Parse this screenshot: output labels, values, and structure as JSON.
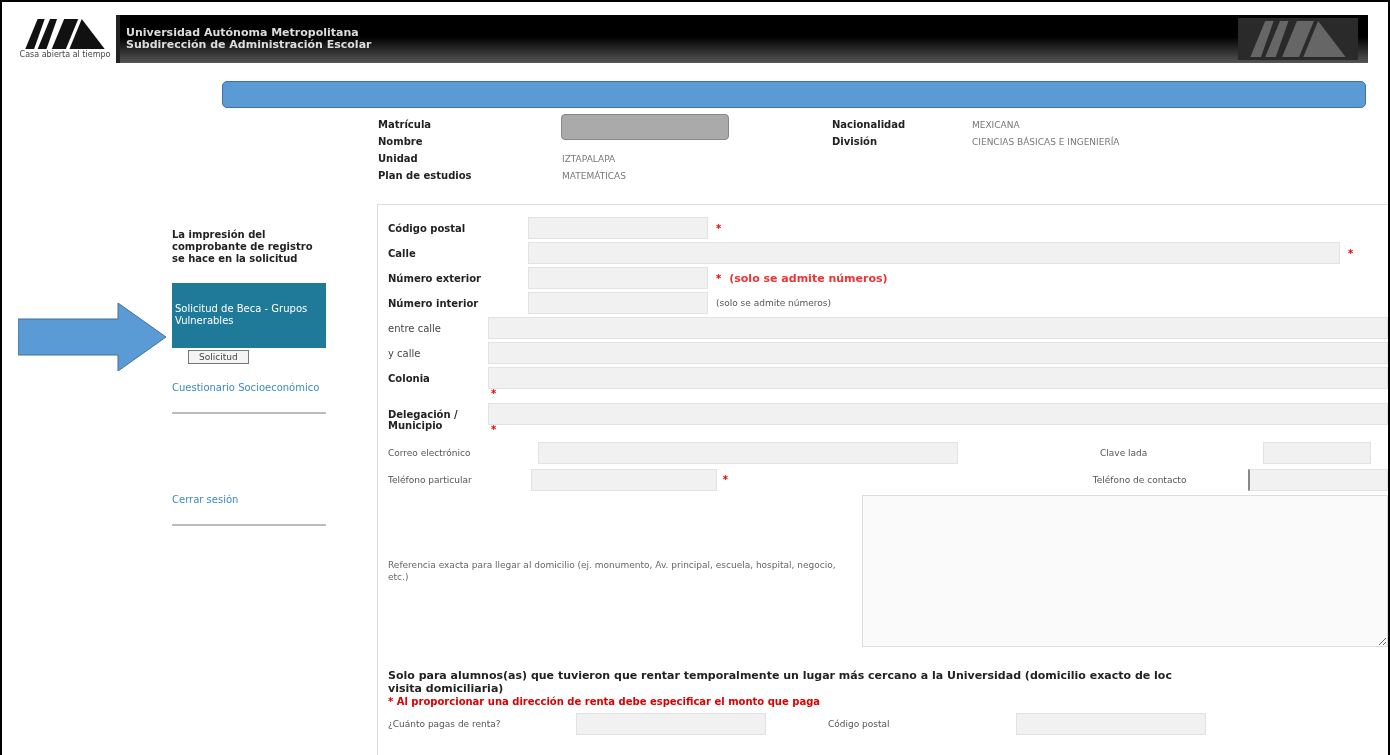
{
  "header": {
    "logo_caption": "Casa abierta al tiempo",
    "title": "Universidad Autónoma Metropolitana",
    "subtitle": "Subdirección de Administración Escolar"
  },
  "student": {
    "left": [
      {
        "label": "Matrícula"
      },
      {
        "label": "Nombre"
      },
      {
        "label": "Unidad",
        "value": "IZTAPALAPA"
      },
      {
        "label": "Plan de estudios",
        "value": "MATEMÁTICAS"
      }
    ],
    "right": [
      {
        "label": "Nacionalidad",
        "value": "MEXICANA"
      },
      {
        "label": "División",
        "value": "CIENCIAS BÁSICAS E INGENIERÍA"
      }
    ]
  },
  "sidebar": {
    "notice": "La impresión del comprobante de registro se hace en la solicitud",
    "items": [
      {
        "label": "Solicitud de Beca - Grupos Vulnerables",
        "selected": true,
        "button": "Solicitud"
      },
      {
        "label": "Cuestionario Socioeconómico",
        "selected": false
      },
      {
        "label": "Cerrar sesión",
        "selected": false
      }
    ]
  },
  "address_fields": [
    {
      "label": "Código postal",
      "bold": true,
      "kind": "short",
      "mark": "*",
      "mark_below": false
    },
    {
      "label": "Calle",
      "bold": true,
      "kind": "wide",
      "mark": "*",
      "mark_below": false
    },
    {
      "label": "Número exterior",
      "bold": true,
      "kind": "short",
      "mark": "*",
      "mark_below": false,
      "note": "(solo se admite números)",
      "note_warning": true
    },
    {
      "label": "Número interior",
      "bold": true,
      "kind": "short",
      "note": "(solo se admite números)",
      "note_warning": false
    },
    {
      "label": "entre calle",
      "bold": false,
      "kind": "full"
    },
    {
      "label": "y calle",
      "bold": false,
      "kind": "full"
    },
    {
      "label": "Colonia",
      "bold": true,
      "kind": "full",
      "mark": "*",
      "mark_below": true
    },
    {
      "label": "Delegación / Municipio",
      "bold": true,
      "kind": "full",
      "mark": "*",
      "mark_below": true
    }
  ],
  "contact_rows": [
    {
      "left": {
        "label": "Correo electrónico",
        "kind": "email"
      },
      "right": {
        "label": "Clave lada",
        "kind": "lada"
      }
    },
    {
      "left": {
        "label": "Teléfono particular",
        "kind": "phone",
        "mark": "*"
      },
      "right": {
        "label": "Teléfono de contacto",
        "kind": "contact"
      }
    }
  ],
  "reference": {
    "label": "Referencia exacta para llegar al domicilio (ej. monumento, Av. principal, escuela, hospital, negocio, etc.)"
  },
  "rent": {
    "heading_lines": [
      "Solo para alumnos(as) que tuvieron que rentar temporalmente un lugar más cercano a la Universidad (domicilio exacto de loc",
      "visita domiciliaria)"
    ],
    "warning": "* Al proporcionar una dirección de renta debe especificar el monto que paga",
    "fields": [
      {
        "label": "¿Cuánto pagas de renta?"
      },
      {
        "label": "Código postal"
      }
    ]
  }
}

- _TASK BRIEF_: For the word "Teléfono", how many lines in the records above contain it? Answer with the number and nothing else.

- _RESULT FOR THIS EXERCISE_: 2